Dataset excerpts:
◆ ◆ ◆ ◆ ◆ ◆ ◆

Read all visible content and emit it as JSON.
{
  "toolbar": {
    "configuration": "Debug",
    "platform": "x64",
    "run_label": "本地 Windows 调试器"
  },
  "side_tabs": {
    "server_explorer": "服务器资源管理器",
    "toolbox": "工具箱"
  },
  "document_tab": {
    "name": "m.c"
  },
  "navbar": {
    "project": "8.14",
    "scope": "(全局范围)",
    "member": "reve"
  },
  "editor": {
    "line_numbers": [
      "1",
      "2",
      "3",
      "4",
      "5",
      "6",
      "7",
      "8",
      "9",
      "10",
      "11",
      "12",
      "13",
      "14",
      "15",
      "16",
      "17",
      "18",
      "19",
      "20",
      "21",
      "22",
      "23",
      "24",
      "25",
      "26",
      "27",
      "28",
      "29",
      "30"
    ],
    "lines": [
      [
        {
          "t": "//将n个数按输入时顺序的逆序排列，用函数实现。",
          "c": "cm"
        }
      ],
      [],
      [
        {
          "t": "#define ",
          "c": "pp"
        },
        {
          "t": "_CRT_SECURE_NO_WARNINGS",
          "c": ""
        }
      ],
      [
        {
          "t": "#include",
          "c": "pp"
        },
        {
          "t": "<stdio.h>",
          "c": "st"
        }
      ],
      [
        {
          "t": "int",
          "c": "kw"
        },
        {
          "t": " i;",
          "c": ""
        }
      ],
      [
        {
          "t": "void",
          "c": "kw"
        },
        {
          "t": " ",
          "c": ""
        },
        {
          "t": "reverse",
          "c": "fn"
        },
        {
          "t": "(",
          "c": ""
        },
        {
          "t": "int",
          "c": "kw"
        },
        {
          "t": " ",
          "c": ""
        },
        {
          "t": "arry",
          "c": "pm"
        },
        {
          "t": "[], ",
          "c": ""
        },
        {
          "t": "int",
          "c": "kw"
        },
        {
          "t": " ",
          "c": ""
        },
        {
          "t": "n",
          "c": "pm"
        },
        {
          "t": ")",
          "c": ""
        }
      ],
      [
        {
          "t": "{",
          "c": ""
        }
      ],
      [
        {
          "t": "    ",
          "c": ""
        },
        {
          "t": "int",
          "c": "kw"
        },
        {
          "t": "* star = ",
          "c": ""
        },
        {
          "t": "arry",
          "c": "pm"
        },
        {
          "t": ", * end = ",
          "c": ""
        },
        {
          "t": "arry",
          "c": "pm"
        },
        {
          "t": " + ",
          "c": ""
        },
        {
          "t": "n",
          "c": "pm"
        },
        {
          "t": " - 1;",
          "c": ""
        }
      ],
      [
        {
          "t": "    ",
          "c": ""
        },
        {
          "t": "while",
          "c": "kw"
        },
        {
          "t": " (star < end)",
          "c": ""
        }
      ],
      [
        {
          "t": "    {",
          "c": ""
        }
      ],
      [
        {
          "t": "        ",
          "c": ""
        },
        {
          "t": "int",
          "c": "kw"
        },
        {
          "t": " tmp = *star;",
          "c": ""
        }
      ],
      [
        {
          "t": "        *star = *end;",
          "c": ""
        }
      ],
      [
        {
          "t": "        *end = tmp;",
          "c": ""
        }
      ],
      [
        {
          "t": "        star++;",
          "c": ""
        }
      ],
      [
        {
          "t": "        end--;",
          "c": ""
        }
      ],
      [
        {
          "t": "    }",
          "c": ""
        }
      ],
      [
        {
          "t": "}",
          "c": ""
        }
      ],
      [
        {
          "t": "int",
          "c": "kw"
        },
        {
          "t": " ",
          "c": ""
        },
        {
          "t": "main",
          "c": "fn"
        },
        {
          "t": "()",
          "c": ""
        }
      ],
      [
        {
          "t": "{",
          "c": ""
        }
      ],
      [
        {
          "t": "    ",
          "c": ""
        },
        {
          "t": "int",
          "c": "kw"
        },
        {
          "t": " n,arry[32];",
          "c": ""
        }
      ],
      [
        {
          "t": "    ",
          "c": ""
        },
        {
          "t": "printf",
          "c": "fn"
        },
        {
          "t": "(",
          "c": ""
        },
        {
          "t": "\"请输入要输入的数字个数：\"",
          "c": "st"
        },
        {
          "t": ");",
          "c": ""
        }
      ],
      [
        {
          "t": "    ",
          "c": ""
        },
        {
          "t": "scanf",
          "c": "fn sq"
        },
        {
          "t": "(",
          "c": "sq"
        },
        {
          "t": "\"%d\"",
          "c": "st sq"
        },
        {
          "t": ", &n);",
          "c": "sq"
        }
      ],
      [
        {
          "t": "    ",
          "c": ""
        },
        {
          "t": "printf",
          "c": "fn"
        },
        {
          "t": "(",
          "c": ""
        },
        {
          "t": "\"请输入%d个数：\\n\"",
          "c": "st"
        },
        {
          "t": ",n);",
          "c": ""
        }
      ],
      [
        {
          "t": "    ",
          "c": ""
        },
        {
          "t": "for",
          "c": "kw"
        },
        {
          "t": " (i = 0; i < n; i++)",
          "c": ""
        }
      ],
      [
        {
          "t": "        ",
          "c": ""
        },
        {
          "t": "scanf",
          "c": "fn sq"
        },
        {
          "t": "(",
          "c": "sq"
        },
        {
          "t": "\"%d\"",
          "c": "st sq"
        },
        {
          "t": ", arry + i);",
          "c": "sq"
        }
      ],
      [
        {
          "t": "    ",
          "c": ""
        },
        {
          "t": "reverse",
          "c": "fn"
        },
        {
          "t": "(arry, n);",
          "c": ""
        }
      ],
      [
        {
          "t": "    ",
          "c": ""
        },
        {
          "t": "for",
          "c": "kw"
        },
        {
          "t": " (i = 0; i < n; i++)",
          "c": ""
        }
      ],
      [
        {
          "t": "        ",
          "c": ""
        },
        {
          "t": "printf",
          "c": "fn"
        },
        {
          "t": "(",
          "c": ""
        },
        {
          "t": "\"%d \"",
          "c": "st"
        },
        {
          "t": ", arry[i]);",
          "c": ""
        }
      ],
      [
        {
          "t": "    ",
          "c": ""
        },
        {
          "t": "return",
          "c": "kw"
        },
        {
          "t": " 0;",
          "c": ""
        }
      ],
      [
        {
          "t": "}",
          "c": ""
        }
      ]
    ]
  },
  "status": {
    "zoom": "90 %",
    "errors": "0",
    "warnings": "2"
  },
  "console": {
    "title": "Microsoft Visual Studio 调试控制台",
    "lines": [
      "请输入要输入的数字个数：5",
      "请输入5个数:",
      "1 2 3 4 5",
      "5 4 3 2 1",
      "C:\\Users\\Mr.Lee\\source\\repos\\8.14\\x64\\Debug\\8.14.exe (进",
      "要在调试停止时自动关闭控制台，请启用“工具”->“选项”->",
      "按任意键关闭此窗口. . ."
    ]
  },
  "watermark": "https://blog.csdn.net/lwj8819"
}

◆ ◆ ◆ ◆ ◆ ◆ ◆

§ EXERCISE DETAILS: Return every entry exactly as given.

§ WRITTEN ANSWER:
Read all visible content and emit it as JSON.
{
  "toolbar": {
    "configuration": "Debug",
    "platform": "x64",
    "run_label": "本地 Windows 调试器"
  },
  "side_tabs": {
    "server_explorer": "服务器资源管理器",
    "toolbox": "工具箱"
  },
  "document_tab": {
    "name": "m.c"
  },
  "navbar": {
    "project": "8.14",
    "scope": "(全局范围)",
    "member": "reve"
  },
  "editor": {
    "line_numbers": [
      "1",
      "2",
      "3",
      "4",
      "5",
      "6",
      "7",
      "8",
      "9",
      "10",
      "11",
      "12",
      "13",
      "14",
      "15",
      "16",
      "17",
      "18",
      "19",
      "20",
      "21",
      "22",
      "23",
      "24",
      "25",
      "26",
      "27",
      "28",
      "29",
      "30"
    ],
    "lines": [
      [
        {
          "t": "//将n个数按输入时顺序的逆序排列，用函数实现。",
          "c": "cm"
        }
      ],
      [],
      [
        {
          "t": "#define ",
          "c": "pp"
        },
        {
          "t": "_CRT_SECURE_NO_WARNINGS",
          "c": ""
        }
      ],
      [
        {
          "t": "#include",
          "c": "pp"
        },
        {
          "t": "<stdio.h>",
          "c": "st"
        }
      ],
      [
        {
          "t": "int",
          "c": "kw"
        },
        {
          "t": " i;",
          "c": ""
        }
      ],
      [
        {
          "t": "void",
          "c": "kw"
        },
        {
          "t": " ",
          "c": ""
        },
        {
          "t": "reverse",
          "c": "fn"
        },
        {
          "t": "(",
          "c": ""
        },
        {
          "t": "int",
          "c": "kw"
        },
        {
          "t": " ",
          "c": ""
        },
        {
          "t": "arry",
          "c": "pm"
        },
        {
          "t": "[], ",
          "c": ""
        },
        {
          "t": "int",
          "c": "kw"
        },
        {
          "t": " ",
          "c": ""
        },
        {
          "t": "n",
          "c": "pm"
        },
        {
          "t": ")",
          "c": ""
        }
      ],
      [
        {
          "t": "{",
          "c": ""
        }
      ],
      [
        {
          "t": "    ",
          "c": ""
        },
        {
          "t": "int",
          "c": "kw"
        },
        {
          "t": "* star = ",
          "c": ""
        },
        {
          "t": "arry",
          "c": "pm"
        },
        {
          "t": ", * end = ",
          "c": ""
        },
        {
          "t": "arry",
          "c": "pm"
        },
        {
          "t": " + ",
          "c": ""
        },
        {
          "t": "n",
          "c": "pm"
        },
        {
          "t": " - 1;",
          "c": ""
        }
      ],
      [
        {
          "t": "    ",
          "c": ""
        },
        {
          "t": "while",
          "c": "kw"
        },
        {
          "t": " (star < end)",
          "c": ""
        }
      ],
      [
        {
          "t": "    {",
          "c": ""
        }
      ],
      [
        {
          "t": "        ",
          "c": ""
        },
        {
          "t": "int",
          "c": "kw"
        },
        {
          "t": " tmp = *star;",
          "c": ""
        }
      ],
      [
        {
          "t": "        *star = *end;",
          "c": ""
        }
      ],
      [
        {
          "t": "        *end = tmp;",
          "c": ""
        }
      ],
      [
        {
          "t": "        star++;",
          "c": ""
        }
      ],
      [
        {
          "t": "        end--;",
          "c": ""
        }
      ],
      [
        {
          "t": "    }",
          "c": ""
        }
      ],
      [
        {
          "t": "}",
          "c": ""
        }
      ],
      [
        {
          "t": "int",
          "c": "kw"
        },
        {
          "t": " ",
          "c": ""
        },
        {
          "t": "main",
          "c": "fn"
        },
        {
          "t": "()",
          "c": ""
        }
      ],
      [
        {
          "t": "{",
          "c": ""
        }
      ],
      [
        {
          "t": "    ",
          "c": ""
        },
        {
          "t": "int",
          "c": "kw"
        },
        {
          "t": " n,arry[32];",
          "c": ""
        }
      ],
      [
        {
          "t": "    ",
          "c": ""
        },
        {
          "t": "printf",
          "c": "fn"
        },
        {
          "t": "(",
          "c": ""
        },
        {
          "t": "\"请输入要输入的数字个数：\"",
          "c": "st"
        },
        {
          "t": ");",
          "c": ""
        }
      ],
      [
        {
          "t": "    ",
          "c": ""
        },
        {
          "t": "scanf",
          "c": "fn sq"
        },
        {
          "t": "(",
          "c": "sq"
        },
        {
          "t": "\"%d\"",
          "c": "st sq"
        },
        {
          "t": ", &n);",
          "c": "sq"
        }
      ],
      [
        {
          "t": "    ",
          "c": ""
        },
        {
          "t": "printf",
          "c": "fn"
        },
        {
          "t": "(",
          "c": ""
        },
        {
          "t": "\"请输入%d个数：\\n\"",
          "c": "st"
        },
        {
          "t": ",n);",
          "c": ""
        }
      ],
      [
        {
          "t": "    ",
          "c": ""
        },
        {
          "t": "for",
          "c": "kw"
        },
        {
          "t": " (i = 0; i < n; i++)",
          "c": ""
        }
      ],
      [
        {
          "t": "        ",
          "c": ""
        },
        {
          "t": "scanf",
          "c": "fn sq"
        },
        {
          "t": "(",
          "c": "sq"
        },
        {
          "t": "\"%d\"",
          "c": "st sq"
        },
        {
          "t": ", arry + i);",
          "c": "sq"
        }
      ],
      [
        {
          "t": "    ",
          "c": ""
        },
        {
          "t": "reverse",
          "c": "fn"
        },
        {
          "t": "(arry, n);",
          "c": ""
        }
      ],
      [
        {
          "t": "    ",
          "c": ""
        },
        {
          "t": "for",
          "c": "kw"
        },
        {
          "t": " (i = 0; i < n; i++)",
          "c": ""
        }
      ],
      [
        {
          "t": "        ",
          "c": ""
        },
        {
          "t": "printf",
          "c": "fn"
        },
        {
          "t": "(",
          "c": ""
        },
        {
          "t": "\"%d \"",
          "c": "st"
        },
        {
          "t": ", arry[i]);",
          "c": ""
        }
      ],
      [
        {
          "t": "    ",
          "c": ""
        },
        {
          "t": "return",
          "c": "kw"
        },
        {
          "t": " 0;",
          "c": ""
        }
      ],
      [
        {
          "t": "}",
          "c": ""
        }
      ]
    ]
  },
  "status": {
    "zoom": "90 %",
    "errors": "0",
    "warnings": "2"
  },
  "console": {
    "title": "Microsoft Visual Studio 调试控制台",
    "lines": [
      "请输入要输入的数字个数：5",
      "请输入5个数:",
      "1 2 3 4 5",
      "5 4 3 2 1",
      "C:\\Users\\Mr.Lee\\source\\repos\\8.14\\x64\\Debug\\8.14.exe (进",
      "要在调试停止时自动关闭控制台，请启用“工具”->“选项”->",
      "按任意键关闭此窗口. . ."
    ]
  },
  "watermark": "https://blog.csdn.net/lwj8819"
}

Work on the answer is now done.